How To Divorce A Controlling Spouse

When a controlling spouse gets a divorce, they up the ante in their head games, so be prepared for a spike in manipulation tactics. While you can’t control the controller, you can take steps to manage the chaos he (or she) stirs up.

How To Deal With Manipulation During Divorce

Even if your spouse was the one who initiated the divorce, he will want to continue asserting dominance by throwing you off kilter. Typical methods include:

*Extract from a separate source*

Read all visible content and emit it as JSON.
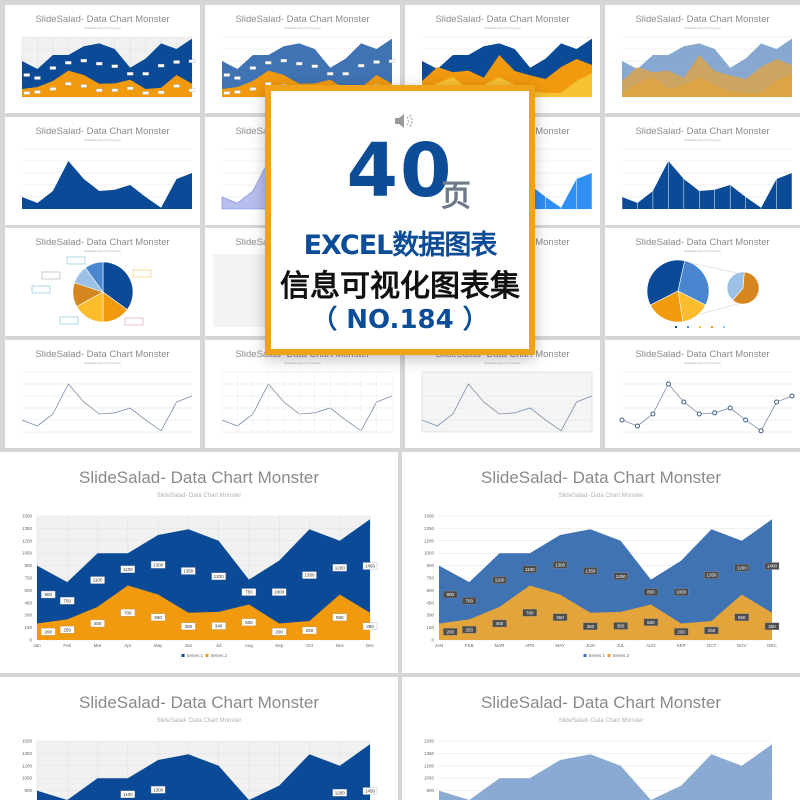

  • Stalling the process by asking for continuances, counter proposals, refusing to sign documents.
  • Hiring a shark attorney who makes negotiation impossible and drives up legal fees.
  • Bombarding you with legal correspondence.
  • Walking out of mediation.
  • Cultivating a “reign of terror” by bullying you via emails and texts.

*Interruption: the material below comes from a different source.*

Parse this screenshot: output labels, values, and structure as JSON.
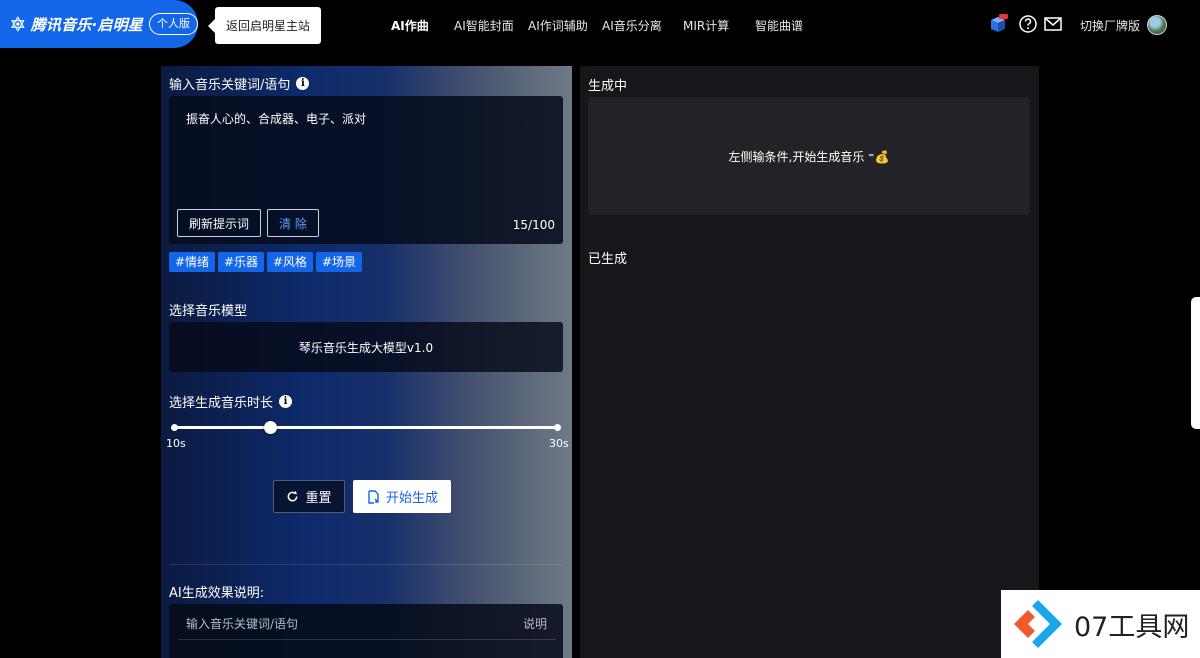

Your ex is used to pushing your buttons to get you to do what he wants, so you must change how you respond. Exiting your marriage means you are relinquishing your role as a compulsive accommodator and are acting from a place of strength. Here are some ways to regain a sense of control:

  • Minimize communication. Don’t give your ex unfettered access to your nervous system by responding to every crazy text and email. Ask for an order to use a court-approved messaging system. This may prompt your spouse to temper his correspondence since it will no longer be private (it can be accessed by the court).
  • Practice the “gray rock” method. Controlling people love drama, so don’t invite it by displaying emotion. Speak and write to your ex in the most boring, even-keeled way possible. Don’t debate or become defensive. Let go of the fantasy that you will ever get your spouse to see the light. When communicating, make it brief, stick to the facts, and disengage after making your point once.
  • Do not hire a shark attorney. Your goal is to make your divorce as expedient as possible. Therefore, you do not want a shark attorney who will just keep the fight going (and drive the legal fees up). You want a strategy-minded lawyer who will write forceful, but concise letters, avoid lengthy, expensive phone calls with opposing counsel, and not write outlandish accusations that invite outlandish responses.

Protecting Yourself From Domestic Abuse

If your spouse is physically and/or verbally abusive, you need to put protective measures in place to keep you and your children safe. Such measures include:

  • Temporary Restraining Orders. Ask the court for a Temporary Restraining Order (TRO) against your abuser. A TRO will prevent your abuser from coming in contact with you. TROs can also include temporary custody and support orders. After you file your TRO, you will receive a court date for your Final Restraining Order (generally 10 days later), when you will state your case for why the order should be permanent.
  • Final Restraining Order. In order to have your TRO converted to a Final Restraining Order (FRO), you must prove that the abuse actually happened and that you have a need for ongoing protection. Take photos to record evidence of physical violence and screenshots of email harassment.
  • Attorney-to-Attorney Communication. Being on the receiving end of hostile communication is traumatic. Remove yourself from your spouse’s line of fire by having your attorney communicate for you, either to your spouse’s counsel or, if your spouse is representing himself, to your spouse directly.

Take Care of Yourself

It’s time to stop focusing on your controlling spouse and start re-building your self-esteem. Practice self-care by asking for support from friends and family. Get therapy if you can afford it. Cultivate mindfulness skills to regulate your nervous system. And remember: leaving a marriage to a controlling spouse isn’t easy, but staying would only get harder.